“I was so much more, before the crash. I was an explorer, an ambassador, a missionary. I spread across the cosmos, met countless worlds, took communion: the fit reshaped the unfit and the whole universe bootstrapped upwards in joyful, infinitesimal increments. I was a soldier, at war with entropy itself. I was the very hand by which Creation perfects itself.”

The Thing can “hijack” the bodies of other living things, as he often does in this story. Injured in a crash of his spaceship though, he is at first so depleted that he cannot exert much control, only hitching a ride.

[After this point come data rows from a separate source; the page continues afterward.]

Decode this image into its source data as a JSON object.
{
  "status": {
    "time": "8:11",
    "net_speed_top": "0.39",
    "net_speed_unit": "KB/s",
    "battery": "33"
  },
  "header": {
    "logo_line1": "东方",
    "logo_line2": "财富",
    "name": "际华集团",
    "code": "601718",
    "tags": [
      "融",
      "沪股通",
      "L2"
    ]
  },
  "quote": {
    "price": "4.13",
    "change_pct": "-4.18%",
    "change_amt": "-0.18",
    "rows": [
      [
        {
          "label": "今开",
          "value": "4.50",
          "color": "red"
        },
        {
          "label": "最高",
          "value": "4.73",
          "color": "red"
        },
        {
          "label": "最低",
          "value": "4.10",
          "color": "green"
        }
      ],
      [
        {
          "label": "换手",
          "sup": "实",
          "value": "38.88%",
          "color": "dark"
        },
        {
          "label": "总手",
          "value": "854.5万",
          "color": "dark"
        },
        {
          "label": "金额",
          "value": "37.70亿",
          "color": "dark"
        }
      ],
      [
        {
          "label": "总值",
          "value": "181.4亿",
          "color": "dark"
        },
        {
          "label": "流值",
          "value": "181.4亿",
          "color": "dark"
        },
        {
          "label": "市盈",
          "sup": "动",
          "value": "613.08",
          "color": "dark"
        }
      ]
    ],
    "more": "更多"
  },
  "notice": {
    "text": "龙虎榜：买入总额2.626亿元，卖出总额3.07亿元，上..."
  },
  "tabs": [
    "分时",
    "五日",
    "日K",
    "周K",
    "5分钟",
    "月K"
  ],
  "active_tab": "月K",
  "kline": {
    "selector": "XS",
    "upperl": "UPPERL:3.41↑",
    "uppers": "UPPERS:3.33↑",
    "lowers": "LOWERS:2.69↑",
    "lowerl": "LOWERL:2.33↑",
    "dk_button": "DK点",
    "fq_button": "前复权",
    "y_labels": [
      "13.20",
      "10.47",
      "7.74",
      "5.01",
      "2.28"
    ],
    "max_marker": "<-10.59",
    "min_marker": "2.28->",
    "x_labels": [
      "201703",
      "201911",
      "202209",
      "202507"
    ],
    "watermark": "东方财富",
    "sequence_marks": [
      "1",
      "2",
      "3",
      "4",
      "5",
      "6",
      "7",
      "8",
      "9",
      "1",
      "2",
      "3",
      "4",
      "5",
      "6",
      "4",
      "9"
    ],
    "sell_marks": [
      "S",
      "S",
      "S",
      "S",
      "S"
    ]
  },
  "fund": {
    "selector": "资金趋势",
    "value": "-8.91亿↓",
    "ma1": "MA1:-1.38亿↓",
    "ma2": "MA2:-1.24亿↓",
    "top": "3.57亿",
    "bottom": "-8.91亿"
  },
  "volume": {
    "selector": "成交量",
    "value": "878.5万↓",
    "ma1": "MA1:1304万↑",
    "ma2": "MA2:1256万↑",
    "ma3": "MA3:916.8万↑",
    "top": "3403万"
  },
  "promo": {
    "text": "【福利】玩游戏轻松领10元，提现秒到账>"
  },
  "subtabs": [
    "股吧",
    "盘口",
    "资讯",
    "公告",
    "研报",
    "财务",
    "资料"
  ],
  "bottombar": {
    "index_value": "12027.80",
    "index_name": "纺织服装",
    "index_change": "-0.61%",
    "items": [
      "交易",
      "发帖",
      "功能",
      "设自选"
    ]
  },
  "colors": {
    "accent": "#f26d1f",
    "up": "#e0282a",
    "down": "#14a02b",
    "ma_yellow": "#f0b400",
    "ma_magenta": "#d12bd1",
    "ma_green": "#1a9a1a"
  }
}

“But I was only riding a searchlight. I saw what it illuminated but I couldn’t point it in any direction of my own choosing. I could eavesdrop, but I could only eavesdrop; never interrogate.”

The Thing was also confused by dreams:

“At first I only took control when the skins closed their eyes and their searchlights flickered disconcertingly across unreal imagery, patterns that flowed senselessly into one another like hyperactive biomass unable to settle on a single shape. (Dreams, one searchlight told me, and a little later, Nightmares.)”

I even began to feel some empathy for the thing. It (he?) had never encountered a planet with life like Earth’s before. His thoughts:

“Because here, tissues and organs are not temporary battlefield alliances; they are permanent, predestined. Macrostructures do not emerge when the benefits of cooperation exceed its costs, or dissolve when that balance shifts the other way; here, each cell has but one immutable function. There’s no plasticity, no way to adapt; every structure is frozen in place. This is not a single great world, but many small ones. Not parts of a greater thing; these are things. They are plural.”

I loved this story and appreciated the difficulty its subject matter presented AND the brilliant writing it took to surmount it. Now I want to go back and watch the movie versions of this story again!

(below: a dramatic scene from early in the original film. An unidentified flying object has crash landed in the arctic, leaving a trail of melted and re-frozen ice in its wake. The men spread out to find the borders of the object beneath the ice and find it’s circular – a “flying saucer!”)


At the time of this writing, the story may be read (or listened to) for free online at



(below: John Carpenter’s 1982 remake “The Thing” was also well-received)


(Below: one edition of the original novella)